Please work out how many lines in the entries contain "Base", then give that number with nothing added.
*** Records provided ***
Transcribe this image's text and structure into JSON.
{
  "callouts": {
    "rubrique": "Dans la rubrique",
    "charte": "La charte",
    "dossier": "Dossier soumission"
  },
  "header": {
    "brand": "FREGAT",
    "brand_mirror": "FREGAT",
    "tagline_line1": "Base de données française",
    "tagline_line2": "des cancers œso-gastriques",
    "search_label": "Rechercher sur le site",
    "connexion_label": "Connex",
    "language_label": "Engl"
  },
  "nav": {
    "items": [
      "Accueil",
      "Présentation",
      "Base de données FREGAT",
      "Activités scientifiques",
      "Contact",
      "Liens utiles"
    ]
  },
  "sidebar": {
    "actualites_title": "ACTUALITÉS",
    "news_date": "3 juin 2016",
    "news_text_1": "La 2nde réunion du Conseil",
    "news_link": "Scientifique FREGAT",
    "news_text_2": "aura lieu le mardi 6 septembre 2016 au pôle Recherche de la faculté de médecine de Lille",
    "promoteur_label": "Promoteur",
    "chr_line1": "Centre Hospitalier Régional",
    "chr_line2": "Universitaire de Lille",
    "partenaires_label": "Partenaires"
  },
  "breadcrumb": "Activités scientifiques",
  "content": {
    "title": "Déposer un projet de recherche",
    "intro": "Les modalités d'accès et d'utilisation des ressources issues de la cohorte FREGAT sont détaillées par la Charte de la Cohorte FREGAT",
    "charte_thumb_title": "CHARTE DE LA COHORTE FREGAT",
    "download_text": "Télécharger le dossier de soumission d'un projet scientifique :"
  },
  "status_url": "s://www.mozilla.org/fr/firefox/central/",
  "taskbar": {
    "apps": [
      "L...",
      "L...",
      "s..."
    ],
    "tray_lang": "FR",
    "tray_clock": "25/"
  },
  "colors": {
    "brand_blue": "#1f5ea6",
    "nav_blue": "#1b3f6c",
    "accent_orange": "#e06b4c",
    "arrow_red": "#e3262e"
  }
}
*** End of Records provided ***
## Response to the exercise
2